We may divide the identity of the self into two kinds:
a)The self with the identity of the natural self conveys the management of purely natural life, which exists in all living beings, from animals to even just, spiritually elevated humans. Its only purpose is to inflate the self and dominate anything other than the self, considering everything else at the service of enhancing the inflation and dominance of the self. All good or evil are evaluated by selfish criteria. This kind of self will trod on all moral virtues to get what it wants, burn down the whole world for a meager desire. It is totally "self-oriented." This is the self that has caused the natural and animal-like aspect of the history of mankind to continue, hindering the history of humanity. The qualities of the purely natural self are:
●It considers itself the leader, and obeys itself.
●It is morbidly selfish and arrogant.
●The natural self fights anything that does not appeal to its desires.

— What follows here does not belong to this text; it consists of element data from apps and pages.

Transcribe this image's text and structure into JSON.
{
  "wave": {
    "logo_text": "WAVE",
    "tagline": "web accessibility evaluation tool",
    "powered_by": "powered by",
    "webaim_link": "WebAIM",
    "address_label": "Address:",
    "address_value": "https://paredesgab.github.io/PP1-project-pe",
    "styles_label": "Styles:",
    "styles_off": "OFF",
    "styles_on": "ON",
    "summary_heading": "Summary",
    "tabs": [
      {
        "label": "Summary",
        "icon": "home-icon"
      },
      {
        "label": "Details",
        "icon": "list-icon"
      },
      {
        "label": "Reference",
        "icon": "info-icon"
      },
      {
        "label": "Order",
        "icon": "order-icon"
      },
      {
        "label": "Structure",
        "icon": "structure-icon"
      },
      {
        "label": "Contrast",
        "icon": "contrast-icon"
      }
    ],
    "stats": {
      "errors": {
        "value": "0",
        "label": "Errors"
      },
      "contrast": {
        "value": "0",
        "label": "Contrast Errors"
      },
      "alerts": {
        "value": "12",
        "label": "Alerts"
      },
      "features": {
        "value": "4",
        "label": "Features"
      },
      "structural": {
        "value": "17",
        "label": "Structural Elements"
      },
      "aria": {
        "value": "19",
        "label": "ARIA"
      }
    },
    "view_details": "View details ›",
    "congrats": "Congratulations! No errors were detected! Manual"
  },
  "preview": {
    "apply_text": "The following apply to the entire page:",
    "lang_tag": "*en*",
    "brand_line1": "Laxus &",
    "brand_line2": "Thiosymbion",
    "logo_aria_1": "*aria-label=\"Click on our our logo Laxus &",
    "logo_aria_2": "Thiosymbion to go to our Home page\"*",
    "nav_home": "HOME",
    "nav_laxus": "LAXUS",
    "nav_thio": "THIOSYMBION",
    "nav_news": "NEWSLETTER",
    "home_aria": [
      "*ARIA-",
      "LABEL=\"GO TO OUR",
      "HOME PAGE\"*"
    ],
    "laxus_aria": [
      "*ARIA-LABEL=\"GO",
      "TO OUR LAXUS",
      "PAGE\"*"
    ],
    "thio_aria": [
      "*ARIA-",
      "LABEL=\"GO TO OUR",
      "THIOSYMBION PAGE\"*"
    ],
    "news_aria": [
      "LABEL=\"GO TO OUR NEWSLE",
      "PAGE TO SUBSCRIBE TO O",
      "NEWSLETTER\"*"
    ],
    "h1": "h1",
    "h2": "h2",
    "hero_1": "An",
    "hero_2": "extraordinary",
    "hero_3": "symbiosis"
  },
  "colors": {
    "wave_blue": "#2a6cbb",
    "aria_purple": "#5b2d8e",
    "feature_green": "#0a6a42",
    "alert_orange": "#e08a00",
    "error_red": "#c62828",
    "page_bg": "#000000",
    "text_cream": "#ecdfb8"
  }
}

●It worships itself.
●It has a tendency toward hedonism.
●It can mislead man from righteousness and justice.
●It denies all harmony and order in the universe.
●It considers wishes and favoritism prior to discipline and order.
●It regards itself as the end and others as the means.
b)The self with the identity of dynamic progress toward perfection: This form of self is always elevating; it never spins around itself. It does not lose its perfectionist, progressive identity, for it never falls into selfishness or arrogance. This kind of self never regards the purely natural self as the criterion for morals and virtues, for it knows too well that man's true rise to perfection is possible only outside the natural self, which merely aims to achieve pleasure and repel harm.
When man possesses a dynamic self, he will at least:
●always assess himself,
●take himself seriously, and
●care about himself.